• Information
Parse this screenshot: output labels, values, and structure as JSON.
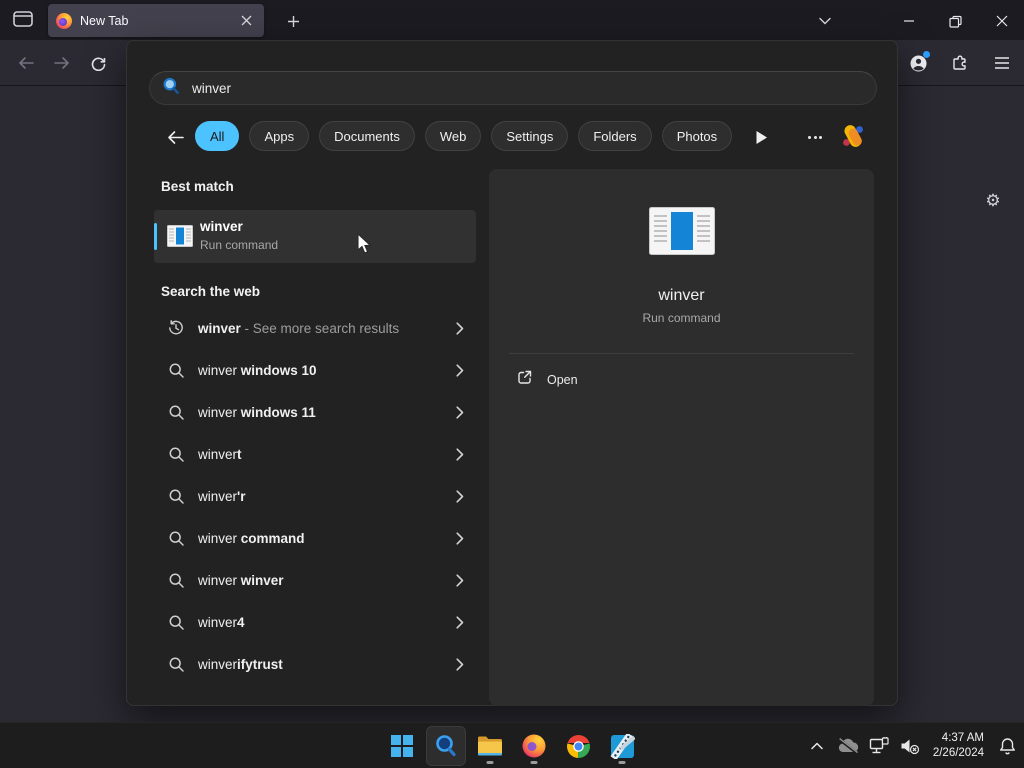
{
  "accent": "#4cc2ff",
  "browser": {
    "tab_label": "New Tab"
  },
  "flyout": {
    "query": "winver",
    "filters": [
      {
        "label": "All",
        "selected": true
      },
      {
        "label": "Apps",
        "selected": false
      },
      {
        "label": "Documents",
        "selected": false
      },
      {
        "label": "Web",
        "selected": false
      },
      {
        "label": "Settings",
        "selected": false
      },
      {
        "label": "Folders",
        "selected": false
      },
      {
        "label": "Photos",
        "selected": false
      }
    ],
    "best_match_header": "Best match",
    "best_match": {
      "title": "winver",
      "subtitle": "Run command"
    },
    "web_header": "Search the web",
    "web_items": [
      {
        "icon": "history-icon",
        "parts": [
          {
            "t": "winver",
            "b": true
          },
          {
            "t": " - See more search results",
            "muted": true
          }
        ]
      },
      {
        "icon": "search-icon",
        "parts": [
          {
            "t": "winver "
          },
          {
            "t": "windows 10",
            "b": true
          }
        ]
      },
      {
        "icon": "search-icon",
        "parts": [
          {
            "t": "winver "
          },
          {
            "t": "windows 11",
            "b": true
          }
        ]
      },
      {
        "icon": "search-icon",
        "parts": [
          {
            "t": "winver"
          },
          {
            "t": "t",
            "b": true
          }
        ]
      },
      {
        "icon": "search-icon",
        "parts": [
          {
            "t": "winver"
          },
          {
            "t": "'r",
            "b": true
          }
        ]
      },
      {
        "icon": "search-icon",
        "parts": [
          {
            "t": "winver "
          },
          {
            "t": "command",
            "b": true
          }
        ]
      },
      {
        "icon": "search-icon",
        "parts": [
          {
            "t": "winver "
          },
          {
            "t": "winver",
            "b": true
          }
        ]
      },
      {
        "icon": "search-icon",
        "parts": [
          {
            "t": "winver"
          },
          {
            "t": "4",
            "b": true
          }
        ]
      },
      {
        "icon": "search-icon",
        "parts": [
          {
            "t": "winver"
          },
          {
            "t": "ifytrust",
            "b": true
          }
        ]
      }
    ],
    "detail": {
      "title": "winver",
      "subtitle": "Run command",
      "open_label": "Open"
    }
  },
  "taskbar": {
    "buttons": [
      {
        "name": "start",
        "running": false,
        "active": false
      },
      {
        "name": "search",
        "running": false,
        "active": true
      },
      {
        "name": "file-explorer",
        "running": true,
        "active": false
      },
      {
        "name": "firefox",
        "running": true,
        "active": false
      },
      {
        "name": "chrome",
        "running": false,
        "active": false
      },
      {
        "name": "video-editor",
        "running": true,
        "active": false
      }
    ]
  },
  "tray": {
    "time": "4:37 AM",
    "date": "2/26/2024"
  }
}
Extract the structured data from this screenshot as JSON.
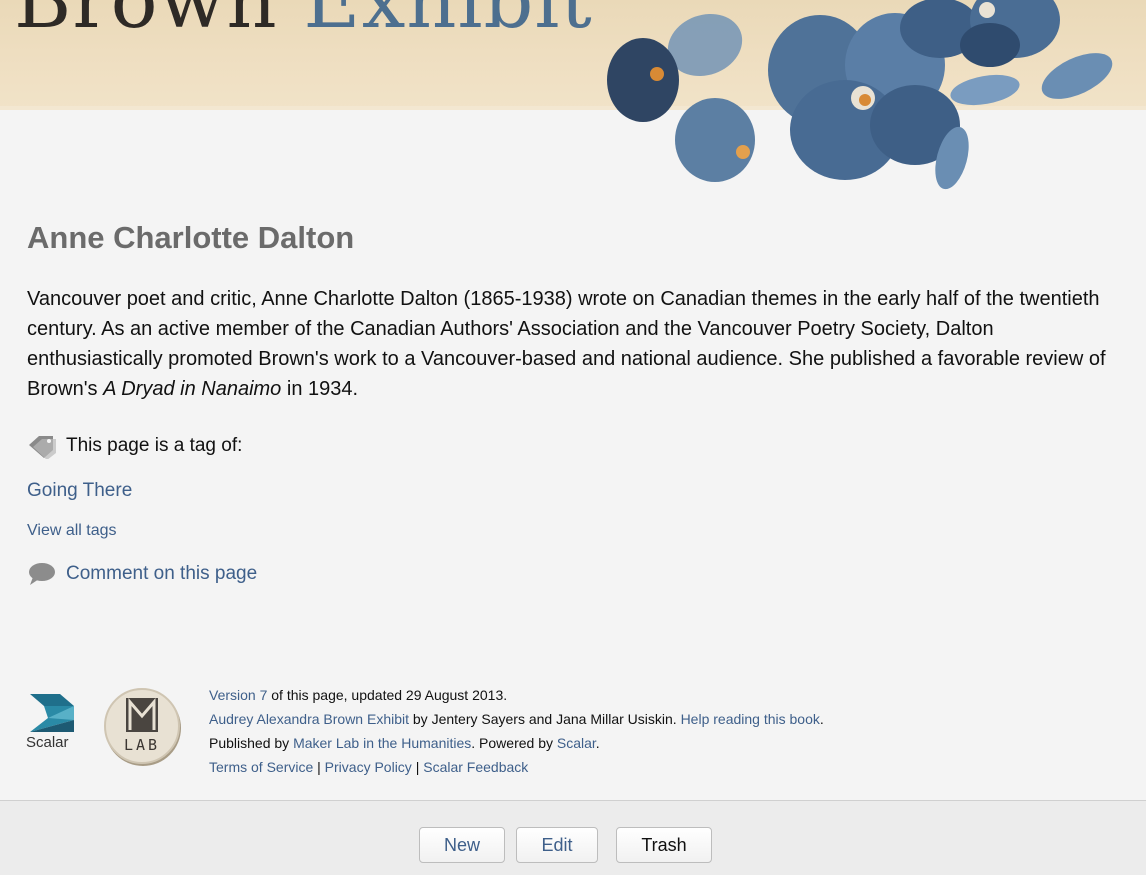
{
  "banner": {
    "title_part1": "Brown",
    "title_part2": "Exhibit"
  },
  "page": {
    "title": "Anne Charlotte Dalton",
    "body_text_1": "Vancouver poet and critic, Anne Charlotte Dalton (1865-1938) wrote on Canadian themes in the early half of the twentieth century. As an active member of the Canadian Authors' Association and the Vancouver Poetry Society, Dalton enthusiastically promoted Brown's work to a Vancouver-based and national audience. She published a favorable review of Brown's ",
    "body_italic": "A Dryad in Nanaimo",
    "body_text_2": " in 1934."
  },
  "tags": {
    "label": "This page is a tag of:",
    "items": [
      "Going There"
    ],
    "view_all": "View all tags"
  },
  "comment": {
    "label": "Comment on this page"
  },
  "footer": {
    "scalar_logo_text": "Scalar",
    "maker_lab_text": "LAB",
    "version_link": "Version 7",
    "version_suffix": " of this page, updated 29 August 2013.",
    "book_link": "Audrey Alexandra Brown Exhibit",
    "book_authors": " by Jentery Sayers and Jana Millar Usiskin. ",
    "help_link": "Help reading this book",
    "help_suffix": ".",
    "published_prefix": "Published by ",
    "publisher_link": "Maker Lab in the Humanities",
    "powered_prefix": ". Powered by ",
    "scalar_link": "Scalar",
    "powered_suffix": ".",
    "terms_link": "Terms of Service",
    "sep": " | ",
    "privacy_link": "Privacy Policy",
    "feedback_link": "Scalar Feedback"
  },
  "toolbar": {
    "new_label": "New",
    "edit_label": "Edit",
    "trash_label": "Trash"
  },
  "colors": {
    "link": "#3e5f8a",
    "title_gray": "#6b6b6b",
    "banner_blue": "#4d6f8f"
  }
}
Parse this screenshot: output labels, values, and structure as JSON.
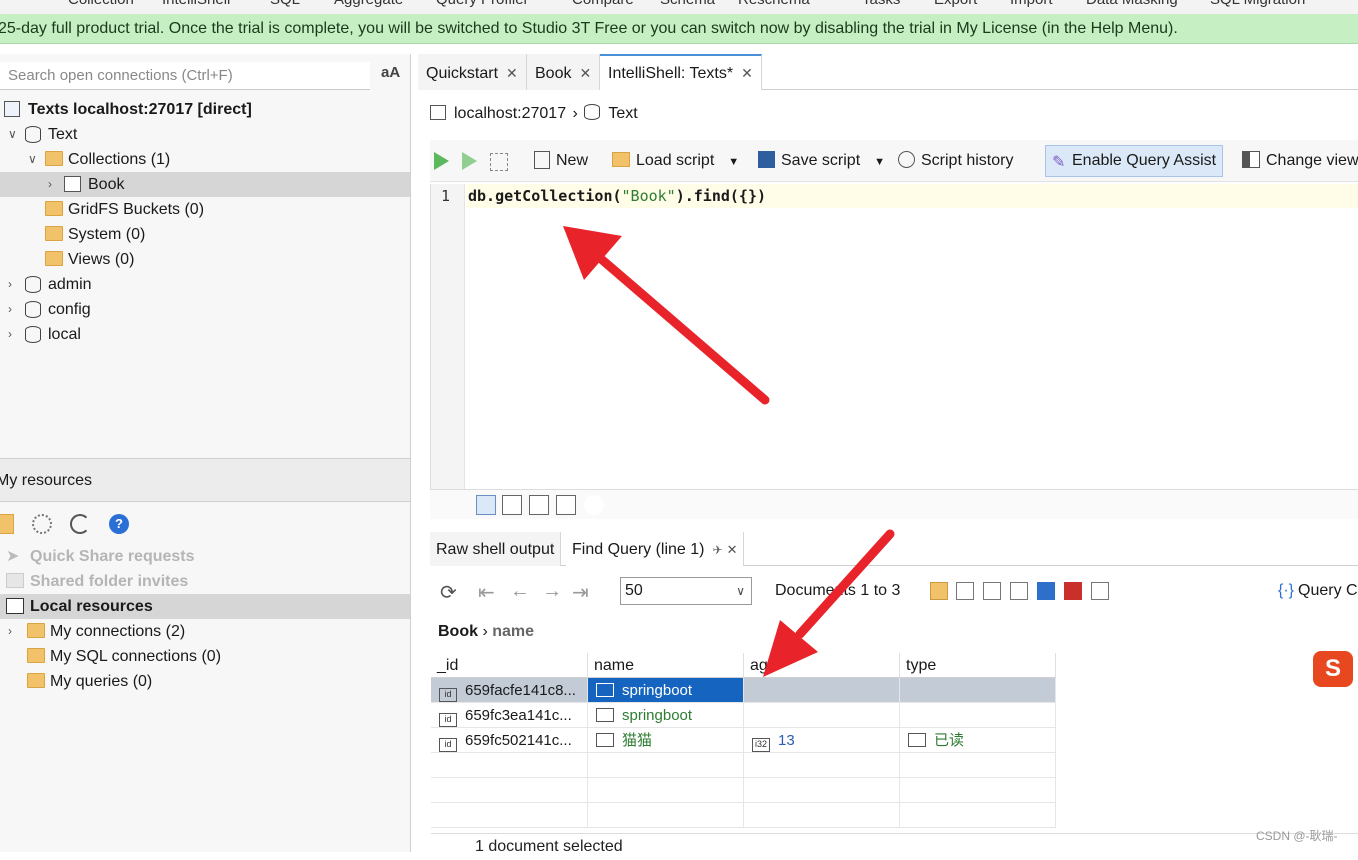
{
  "menubar": [
    "Collection",
    "IntelliShell",
    "SQL",
    "Aggregate",
    "Query Profiler",
    "Compare",
    "Schema",
    "Reschema",
    "Tasks",
    "Export",
    "Import",
    "Data Masking",
    "SQL Migration"
  ],
  "trial_banner": "25-day full product trial. Once the trial is complete, you will be switched to Studio 3T Free or you can switch now by disabling the trial in My License (in the Help Menu).",
  "search": {
    "placeholder": "Search open connections (Ctrl+F)",
    "aa_label": "aA"
  },
  "tree": {
    "connection": "Texts localhost:27017 [direct]",
    "db_text": "Text",
    "collections": "Collections (1)",
    "book": "Book",
    "gridfs": "GridFS Buckets (0)",
    "system": "System (0)",
    "views": "Views (0)",
    "admin": "admin",
    "config": "config",
    "local": "local"
  },
  "resources": {
    "title": "My resources",
    "quick_share": "Quick Share requests",
    "shared_folder": "Shared folder invites",
    "local_resources": "Local resources",
    "my_connections": "My connections (2)",
    "my_sql": "My SQL connections (0)",
    "my_queries": "My queries (0)"
  },
  "tabs": [
    "Quickstart",
    "Book",
    "IntelliShell: Texts*"
  ],
  "breadcrumb": {
    "host": "localhost:27017",
    "db": "Text"
  },
  "toolbar": {
    "new": "New",
    "load_script": "Load script",
    "save_script": "Save script",
    "script_history": "Script history",
    "enable_query_assist": "Enable Query Assist",
    "change_view": "Change view"
  },
  "editor": {
    "line_number": "1",
    "code_prefix": "db.getCollection(",
    "code_string": "\"Book\"",
    "code_suffix": ").find({})"
  },
  "results": {
    "tabs": [
      "Raw shell output",
      "Find Query (line 1)"
    ],
    "page_size": "50",
    "doc_count": "Documents 1 to 3",
    "query_code": "Query Code",
    "breadcrumb_root": "Book",
    "breadcrumb_field": "name",
    "columns": [
      "_id",
      "name",
      "age",
      "type"
    ],
    "rows": [
      {
        "id": "659facfe141c8...",
        "name": "springboot",
        "age": "",
        "type": ""
      },
      {
        "id": "659fc3ea141c...",
        "name": "springboot",
        "age": "",
        "type": ""
      },
      {
        "id": "659fc502141c...",
        "name": "猫猫",
        "age": "13",
        "type": "已读"
      }
    ],
    "status": "1 document selected"
  },
  "watermark": "CSDN @-耿瑞-",
  "colors": {
    "trial_bg": "#c6efc4",
    "selection": "#1565c0",
    "row_selected": "#c3ccd6",
    "string_value": "#2e7d32",
    "arrow": "#e8232a"
  }
}
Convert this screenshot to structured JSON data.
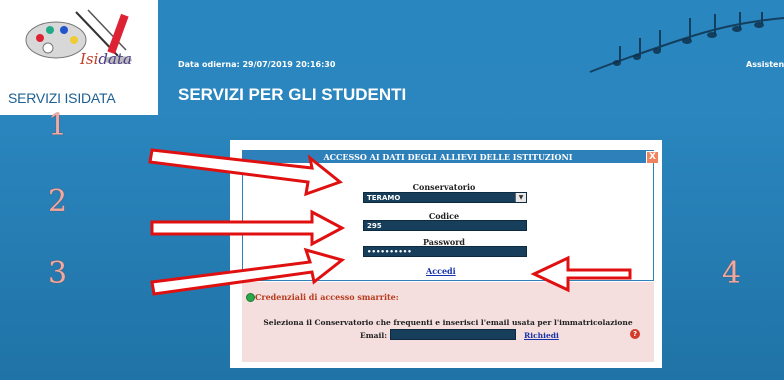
{
  "header": {
    "logo_word_prefix": "Isi",
    "logo_word_suffix": "data",
    "logo_caption": "SERVIZI ISIDATA",
    "date_line": "Data odierna: 29/07/2019 20:16:30",
    "assistance": "Assisten",
    "page_title": "SERVIZI PER GLI STUDENTI"
  },
  "markers": [
    "1",
    "2",
    "3",
    "4"
  ],
  "dialog": {
    "title": "ACCESSO AI DATI DEGLI ALLIEVI DELLE ISTITUZIONI",
    "close_label": "X",
    "conservatorio_label": "Conservatorio",
    "conservatorio_value": "TERAMO",
    "codice_label": "Codice",
    "codice_value": "295",
    "password_label": "Password",
    "password_value": "••••••••••",
    "login_label": "Accedi"
  },
  "lost_credentials": {
    "title": "Credenziali di accesso smarrite:",
    "instructions": "Seleziona il Conservatorio che frequenti e inserisci l'email usata per l'immatricolazione",
    "email_label": "Email:",
    "request_label": "Richiedi",
    "help_label": "?"
  },
  "colors": {
    "page_blue": "#2a86bf",
    "field_navy": "#173f5c",
    "link_blue": "#1733a8",
    "alert_red": "#b83b1e",
    "annotation_red": "#e01010",
    "lost_box_pink": "#f4dede"
  },
  "icons": [
    "palette-logo-icon",
    "music-notes-icon",
    "close-icon",
    "green-circle-icon",
    "help-icon",
    "dropdown-arrow-icon",
    "red-arrow-icon"
  ]
}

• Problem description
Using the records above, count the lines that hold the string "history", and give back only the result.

• Written answer
2